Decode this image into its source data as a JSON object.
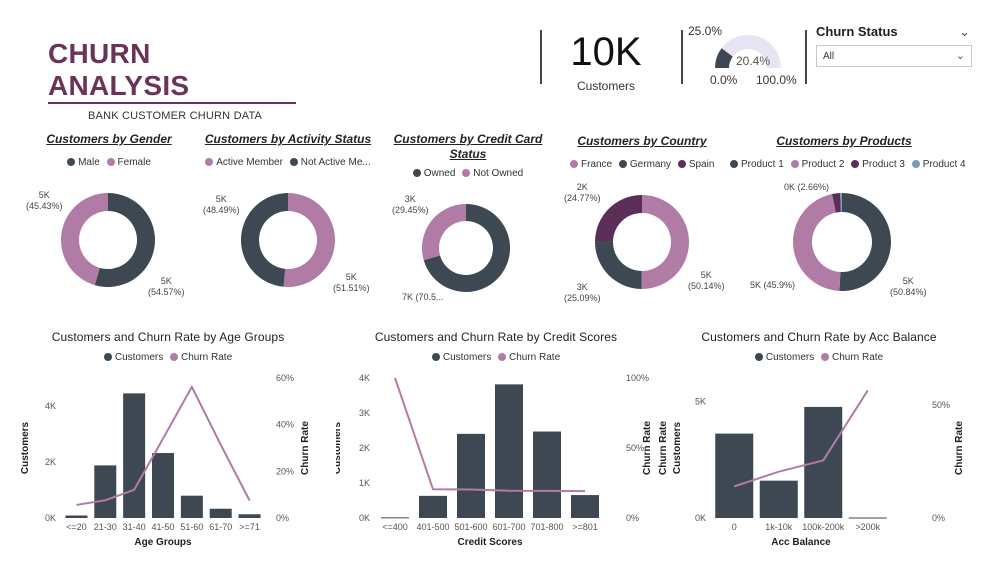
{
  "header": {
    "title": "CHURN ANALYSIS",
    "subtitle": "BANK CUSTOMER CHURN DATA"
  },
  "kpi": {
    "value": "10K",
    "label": "Customers"
  },
  "gauge": {
    "target_label": "25.0%",
    "value_label": "20.4%",
    "min_label": "0.0%",
    "max_label": "100.0%",
    "value": 0.204
  },
  "slicer": {
    "title": "Churn Status",
    "selected": "All"
  },
  "colors": {
    "dark": "#3d4853",
    "purple_light": "#b07ca6",
    "purple_dark": "#5b2e58",
    "blue_light": "#7a9ab5",
    "title": "#6a3358"
  },
  "chart_data": [
    {
      "type": "pie",
      "variant": "donut",
      "title": "Customers by Gender",
      "legend": [
        "Male",
        "Female"
      ],
      "slices": [
        {
          "name": "Male",
          "value": 54.57,
          "label": "5K\n(54.57%)",
          "color": "#3d4853"
        },
        {
          "name": "Female",
          "value": 45.43,
          "label": "5K\n(45.43%)",
          "color": "#b07ca6"
        }
      ]
    },
    {
      "type": "pie",
      "variant": "donut",
      "title": "Customers by Activity Status",
      "legend": [
        "Active Member",
        "Not Active Me..."
      ],
      "slices": [
        {
          "name": "Active Member",
          "value": 51.51,
          "label": "5K\n(51.51%)",
          "color": "#b07ca6"
        },
        {
          "name": "Not Active Member",
          "value": 48.49,
          "label": "5K\n(48.49%)",
          "color": "#3d4853"
        }
      ]
    },
    {
      "type": "pie",
      "variant": "donut",
      "title": "Customers by Credit Card Status",
      "legend": [
        "Owned",
        "Not Owned"
      ],
      "slices": [
        {
          "name": "Owned",
          "value": 70.55,
          "label": "7K (70.5...",
          "color": "#3d4853"
        },
        {
          "name": "Not Owned",
          "value": 29.45,
          "label": "3K\n(29.45%)",
          "color": "#b07ca6"
        }
      ]
    },
    {
      "type": "pie",
      "variant": "donut",
      "title": "Customers by Country",
      "legend": [
        "France",
        "Germany",
        "Spain"
      ],
      "slices": [
        {
          "name": "France",
          "value": 50.14,
          "label": "5K\n(50.14%)",
          "color": "#b07ca6"
        },
        {
          "name": "Spain",
          "value": 25.09,
          "label": "3K\n(25.09%)",
          "color": "#3d4853"
        },
        {
          "name": "Germany",
          "value": 24.77,
          "label": "2K\n(24.77%)",
          "color": "#5b2e58"
        }
      ]
    },
    {
      "type": "pie",
      "variant": "donut",
      "title": "Customers by Products",
      "legend": [
        "Product 1",
        "Product 2",
        "Product 3",
        "Product 4"
      ],
      "slices": [
        {
          "name": "Product 1",
          "value": 50.84,
          "label": "5K\n(50.84%)",
          "color": "#3d4853"
        },
        {
          "name": "Product 2",
          "value": 45.9,
          "label": "5K (45.9%)",
          "color": "#b07ca6"
        },
        {
          "name": "Product 3",
          "value": 2.66,
          "label": "",
          "color": "#5b2e58"
        },
        {
          "name": "Product 4",
          "value": 0.6,
          "label": "0K (2.66%)",
          "color": "#7a9ab5"
        }
      ]
    },
    {
      "type": "bar",
      "combo": "bar+line",
      "title": "Customers and Churn Rate by Age Groups",
      "legend": [
        "Customers",
        "Churn Rate"
      ],
      "categories": [
        "<=20",
        "21-30",
        "31-40",
        "41-50",
        "51-60",
        "61-70",
        ">=71"
      ],
      "series": [
        {
          "name": "Customers",
          "values": [
            89,
            1879,
            4451,
            2320,
            797,
            331,
            133
          ]
        },
        {
          "name": "Churn Rate",
          "values": [
            5.6,
            7.6,
            12.1,
            34.0,
            56.2,
            31.4,
            7.5
          ]
        }
      ],
      "xlabel": "Age Groups",
      "ylabel": "Customers",
      "y2label": "Churn Rate",
      "ylim": [
        0,
        5000
      ],
      "y2lim": [
        0,
        60
      ],
      "yticks": [
        "0K",
        "2K",
        "4K"
      ],
      "y2ticks": [
        "0%",
        "20%",
        "40%",
        "60%"
      ]
    },
    {
      "type": "bar",
      "combo": "bar+line",
      "title": "Customers and Churn Rate by Credit Scores",
      "legend": [
        "Customers",
        "Churn Rate"
      ],
      "categories": [
        "<=400",
        "401-500",
        "501-600",
        "601-700",
        "701-800",
        ">=801"
      ],
      "series": [
        {
          "name": "Customers",
          "values": [
            19,
            633,
            2404,
            3818,
            2471,
            655
          ]
        },
        {
          "name": "Churn Rate",
          "values": [
            100,
            20.5,
            20.4,
            19.5,
            19.4,
            19.2
          ]
        }
      ],
      "xlabel": "Credit Scores",
      "ylabel": "Customers",
      "y2label": "Churn Rate",
      "ylim": [
        0,
        4000
      ],
      "y2lim": [
        0,
        100
      ],
      "yticks": [
        "0K",
        "1K",
        "2K",
        "3K",
        "4K"
      ],
      "y2ticks": [
        "0%",
        "50%",
        "100%"
      ]
    },
    {
      "type": "bar",
      "combo": "bar+line",
      "title": "Customers and Churn Rate by Acc Balance",
      "legend": [
        "Customers",
        "Churn Rate"
      ],
      "categories": [
        "0",
        "1k-10k",
        "100k-200k",
        ">200k"
      ],
      "series": [
        {
          "name": "Customers",
          "values": [
            3617,
            1600,
            4762,
            21
          ]
        },
        {
          "name": "Churn Rate",
          "values": [
            14,
            20.5,
            25.5,
            56.5
          ]
        }
      ],
      "xlabel": "Acc Balance",
      "ylabel": "Customers",
      "y2label": "Churn Rate",
      "ylim": [
        0,
        6000
      ],
      "y2lim": [
        0,
        62
      ],
      "yticks": [
        "0K",
        "5K"
      ],
      "y2ticks": [
        "0%",
        "50%"
      ],
      "extra_left_label": "Churn Rate"
    }
  ]
}
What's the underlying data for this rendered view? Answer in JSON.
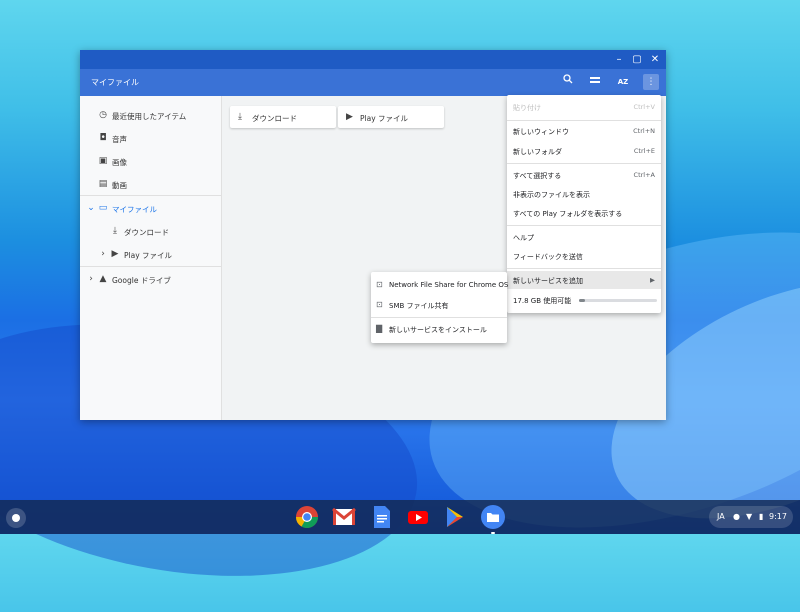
{
  "window": {
    "title": "マイファイル",
    "controls": [
      "minimize-icon",
      "maximize-icon",
      "close-icon"
    ]
  },
  "toolbar": {
    "buttons": [
      "search-icon",
      "view-icon",
      "sort-icon",
      "more-icon"
    ],
    "sort_label": "AZ"
  },
  "sidebar": {
    "items": [
      {
        "label": "最近使用したアイテム",
        "icon": "clock-icon"
      },
      {
        "label": "音声",
        "icon": "audio-icon"
      },
      {
        "label": "画像",
        "icon": "image-icon"
      },
      {
        "label": "動画",
        "icon": "video-icon"
      },
      {
        "label": "マイファイル",
        "icon": "computer-icon",
        "selected": true
      },
      {
        "label": "ダウンロード",
        "icon": "download-icon"
      },
      {
        "label": "Play ファイル",
        "icon": "play-icon"
      },
      {
        "label": "Google ドライブ",
        "icon": "drive-icon"
      }
    ]
  },
  "main": {
    "tiles": [
      {
        "label": "ダウンロード",
        "icon": "download-icon"
      },
      {
        "label": "Play ファイル",
        "icon": "play-icon"
      }
    ]
  },
  "menu": {
    "items": [
      {
        "label": "貼り付け",
        "shortcut": "Ctrl+V",
        "disabled": true
      },
      {
        "label": "新しいウィンドウ",
        "shortcut": "Ctrl+N"
      },
      {
        "label": "新しいフォルダ",
        "shortcut": "Ctrl+E"
      },
      {
        "label": "すべて選択する",
        "shortcut": "Ctrl+A"
      },
      {
        "label": "非表示のファイルを表示",
        "shortcut": ""
      },
      {
        "label": "すべての Play フォルダを表示する",
        "shortcut": ""
      },
      {
        "label": "ヘルプ",
        "shortcut": ""
      },
      {
        "label": "フィードバックを送信",
        "shortcut": ""
      },
      {
        "label": "新しいサービスを追加",
        "shortcut": "▶"
      },
      {
        "label": "17.8 GB 使用可能",
        "shortcut": ""
      }
    ],
    "storage_used_fraction": 0.08
  },
  "submenu": {
    "items": [
      {
        "label": "Network File Share for Chrome OS",
        "icon": "share-icon"
      },
      {
        "label": "SMB ファイル共有",
        "icon": "share-icon"
      },
      {
        "label": "新しいサービスをインストール",
        "icon": "shopping-bag-icon"
      }
    ]
  },
  "shelf": {
    "apps": [
      "chrome-icon",
      "gmail-icon",
      "docs-icon",
      "youtube-icon",
      "play-store-icon",
      "files-icon"
    ],
    "tray": {
      "ime": "JA",
      "time": "9:17"
    }
  },
  "colors": {
    "accent": "#1a73e8",
    "titlebar": "#1f5bc4",
    "toolbar": "#3a72d6"
  }
}
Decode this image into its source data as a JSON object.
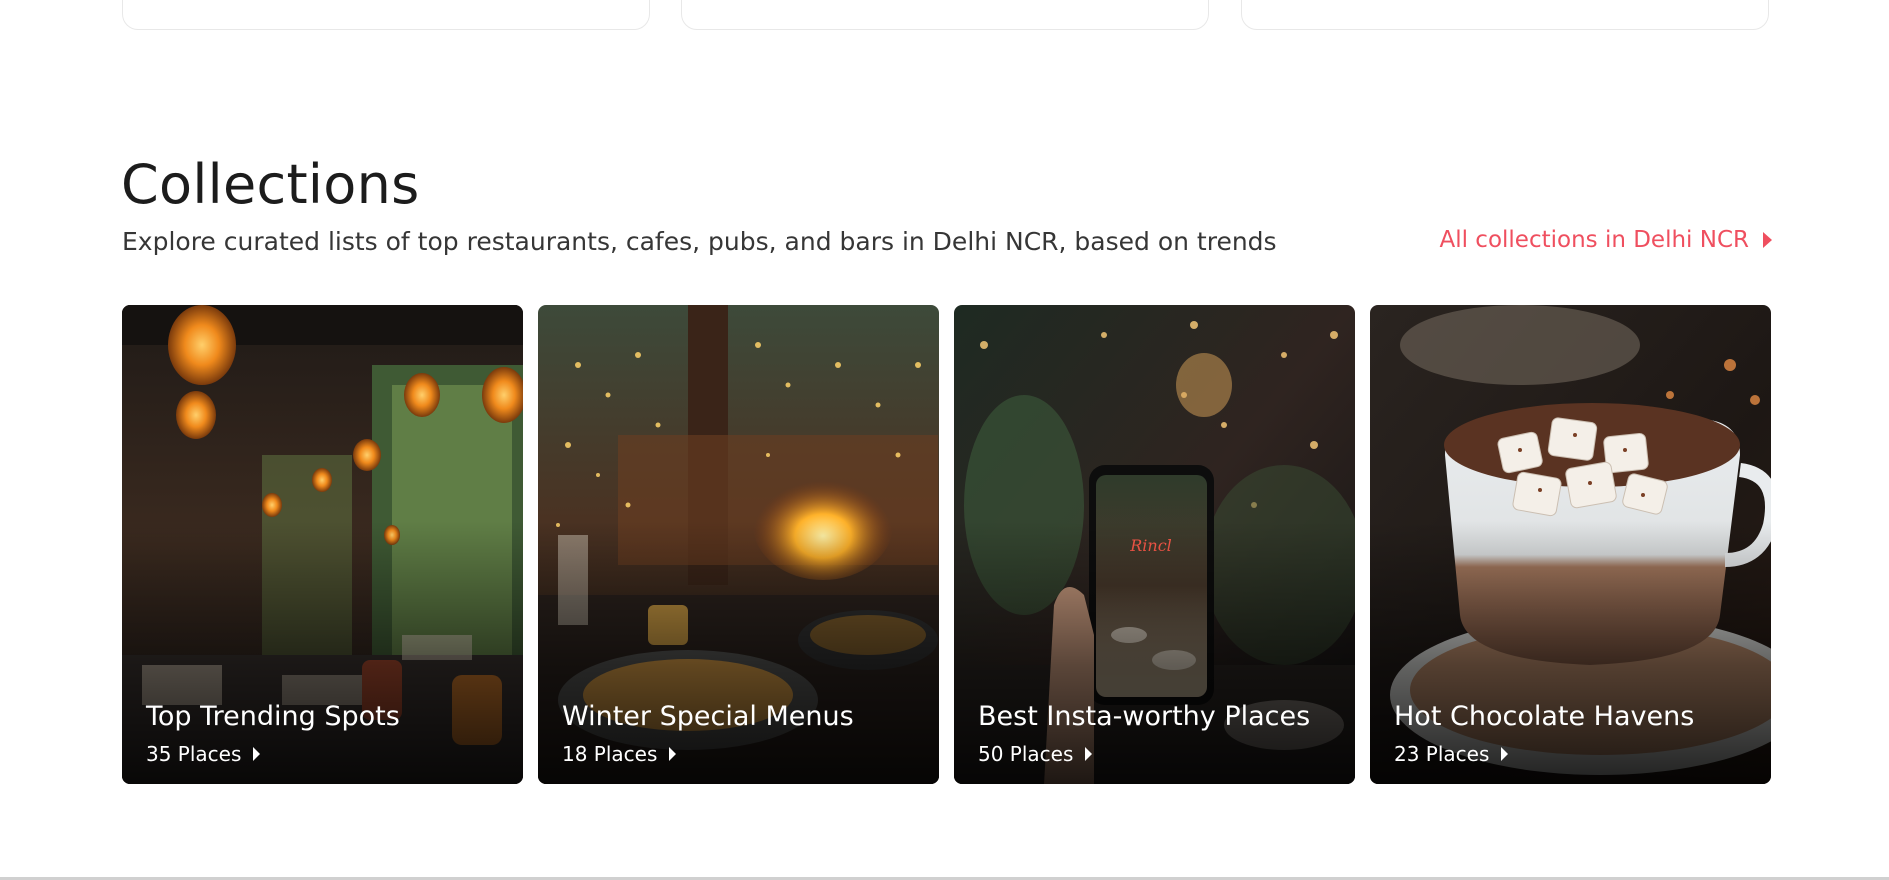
{
  "section": {
    "title": "Collections",
    "subtitle": "Explore curated lists of top restaurants, cafes, pubs, and bars in Delhi NCR, based on trends",
    "all_link": "All collections in Delhi NCR"
  },
  "collections": [
    {
      "title": "Top Trending Spots",
      "count": "35 Places",
      "image": "restaurant-interior-with-hanging-lanterns"
    },
    {
      "title": "Winter Special Menus",
      "count": "18 Places",
      "image": "dinner-table-with-fireplace"
    },
    {
      "title": "Best Insta-worthy Places",
      "count": "50 Places",
      "image": "phone-photographing-restaurant"
    },
    {
      "title": "Hot Chocolate Havens",
      "count": "23 Places",
      "image": "hot-chocolate-with-marshmallows"
    }
  ],
  "colors": {
    "accent": "#ef4f5f",
    "heading": "#1c1c1c",
    "subtext": "#363636"
  }
}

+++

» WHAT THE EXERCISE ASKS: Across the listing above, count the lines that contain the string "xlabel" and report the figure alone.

» EXERCISE SOLUTION: 3